Content starts
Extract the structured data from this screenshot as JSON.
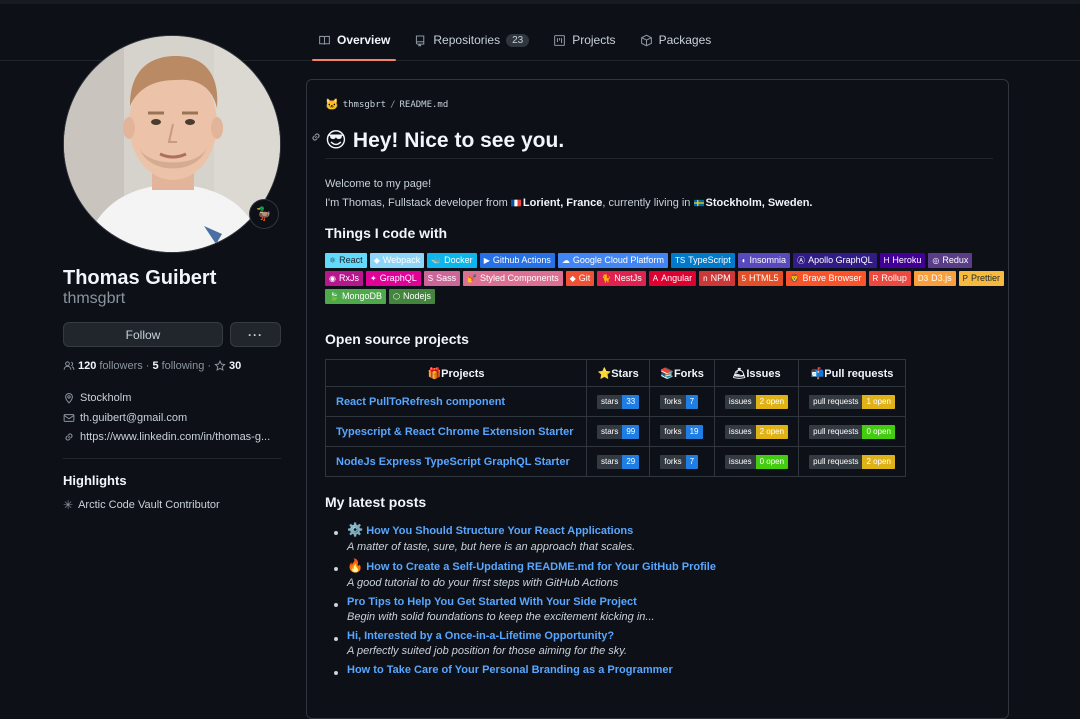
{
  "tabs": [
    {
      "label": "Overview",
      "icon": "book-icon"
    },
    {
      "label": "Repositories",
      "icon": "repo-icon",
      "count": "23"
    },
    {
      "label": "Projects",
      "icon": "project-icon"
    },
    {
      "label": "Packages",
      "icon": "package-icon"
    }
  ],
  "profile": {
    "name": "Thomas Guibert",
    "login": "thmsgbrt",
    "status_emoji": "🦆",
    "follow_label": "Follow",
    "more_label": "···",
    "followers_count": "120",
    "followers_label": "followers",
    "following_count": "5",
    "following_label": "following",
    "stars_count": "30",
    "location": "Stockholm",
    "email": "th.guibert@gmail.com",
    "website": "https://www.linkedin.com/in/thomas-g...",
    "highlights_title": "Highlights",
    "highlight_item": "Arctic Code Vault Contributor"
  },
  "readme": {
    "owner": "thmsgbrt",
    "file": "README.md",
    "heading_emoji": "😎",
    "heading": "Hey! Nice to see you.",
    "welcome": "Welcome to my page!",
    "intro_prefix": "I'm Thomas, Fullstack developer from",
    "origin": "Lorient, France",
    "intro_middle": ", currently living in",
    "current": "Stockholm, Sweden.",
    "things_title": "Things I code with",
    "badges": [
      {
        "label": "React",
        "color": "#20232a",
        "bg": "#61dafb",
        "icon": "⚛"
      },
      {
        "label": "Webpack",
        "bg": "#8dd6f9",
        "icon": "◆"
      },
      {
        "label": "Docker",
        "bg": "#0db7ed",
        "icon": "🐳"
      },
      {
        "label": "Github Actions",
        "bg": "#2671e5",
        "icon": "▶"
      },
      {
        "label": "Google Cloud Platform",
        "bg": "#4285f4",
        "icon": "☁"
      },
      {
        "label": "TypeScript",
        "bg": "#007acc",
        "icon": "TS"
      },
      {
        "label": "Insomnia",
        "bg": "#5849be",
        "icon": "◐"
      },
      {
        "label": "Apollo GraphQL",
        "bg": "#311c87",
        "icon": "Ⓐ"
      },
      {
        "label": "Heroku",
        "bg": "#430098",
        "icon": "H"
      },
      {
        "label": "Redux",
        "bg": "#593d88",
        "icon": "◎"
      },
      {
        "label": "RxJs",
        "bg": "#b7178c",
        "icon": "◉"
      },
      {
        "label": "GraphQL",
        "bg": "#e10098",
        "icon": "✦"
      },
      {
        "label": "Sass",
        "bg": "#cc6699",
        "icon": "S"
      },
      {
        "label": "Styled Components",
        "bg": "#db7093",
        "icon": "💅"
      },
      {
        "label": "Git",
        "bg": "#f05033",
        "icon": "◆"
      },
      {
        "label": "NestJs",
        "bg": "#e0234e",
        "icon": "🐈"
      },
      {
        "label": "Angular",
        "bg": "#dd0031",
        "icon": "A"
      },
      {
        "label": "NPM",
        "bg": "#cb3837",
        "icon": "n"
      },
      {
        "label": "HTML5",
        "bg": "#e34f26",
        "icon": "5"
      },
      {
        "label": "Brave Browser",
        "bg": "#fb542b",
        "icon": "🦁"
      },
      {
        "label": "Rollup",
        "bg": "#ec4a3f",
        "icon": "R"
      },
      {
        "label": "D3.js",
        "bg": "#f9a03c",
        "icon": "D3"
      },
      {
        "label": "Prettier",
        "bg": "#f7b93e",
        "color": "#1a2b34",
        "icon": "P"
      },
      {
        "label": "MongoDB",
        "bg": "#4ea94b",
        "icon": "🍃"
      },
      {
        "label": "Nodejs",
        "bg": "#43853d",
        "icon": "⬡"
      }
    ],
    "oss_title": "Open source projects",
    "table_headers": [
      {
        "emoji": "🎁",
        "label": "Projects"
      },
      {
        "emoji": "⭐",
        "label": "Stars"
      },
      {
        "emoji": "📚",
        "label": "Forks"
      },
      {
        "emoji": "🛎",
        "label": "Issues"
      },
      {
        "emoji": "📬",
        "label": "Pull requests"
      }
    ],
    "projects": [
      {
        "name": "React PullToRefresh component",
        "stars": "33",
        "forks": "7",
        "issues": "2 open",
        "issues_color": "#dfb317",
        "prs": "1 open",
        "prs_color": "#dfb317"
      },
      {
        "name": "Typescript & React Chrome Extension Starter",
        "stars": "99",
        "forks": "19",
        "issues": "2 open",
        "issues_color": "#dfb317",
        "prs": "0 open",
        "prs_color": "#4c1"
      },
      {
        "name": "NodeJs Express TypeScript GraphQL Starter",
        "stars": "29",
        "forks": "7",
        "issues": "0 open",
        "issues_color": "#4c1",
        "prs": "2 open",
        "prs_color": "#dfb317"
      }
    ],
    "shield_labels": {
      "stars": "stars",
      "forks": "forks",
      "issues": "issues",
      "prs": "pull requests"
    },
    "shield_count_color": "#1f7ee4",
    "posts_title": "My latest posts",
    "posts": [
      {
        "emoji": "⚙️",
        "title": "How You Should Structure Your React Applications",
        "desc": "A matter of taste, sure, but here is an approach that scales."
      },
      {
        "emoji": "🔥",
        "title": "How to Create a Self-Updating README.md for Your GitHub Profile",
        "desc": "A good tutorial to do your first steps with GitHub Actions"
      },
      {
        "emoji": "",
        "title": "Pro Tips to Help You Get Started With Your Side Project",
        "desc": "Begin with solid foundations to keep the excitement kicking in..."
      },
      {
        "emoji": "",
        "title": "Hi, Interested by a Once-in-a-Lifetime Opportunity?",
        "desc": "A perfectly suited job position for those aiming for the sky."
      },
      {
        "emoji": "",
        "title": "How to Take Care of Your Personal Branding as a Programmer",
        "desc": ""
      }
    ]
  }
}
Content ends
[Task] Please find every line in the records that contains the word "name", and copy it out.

[Your solution]
    "name": "Thomas Guibert",
        "name": "React PullToRefresh component",
        "name": "Typescript & React Chrome Extension Starter",
        "name": "NodeJs Express TypeScript GraphQL Starter",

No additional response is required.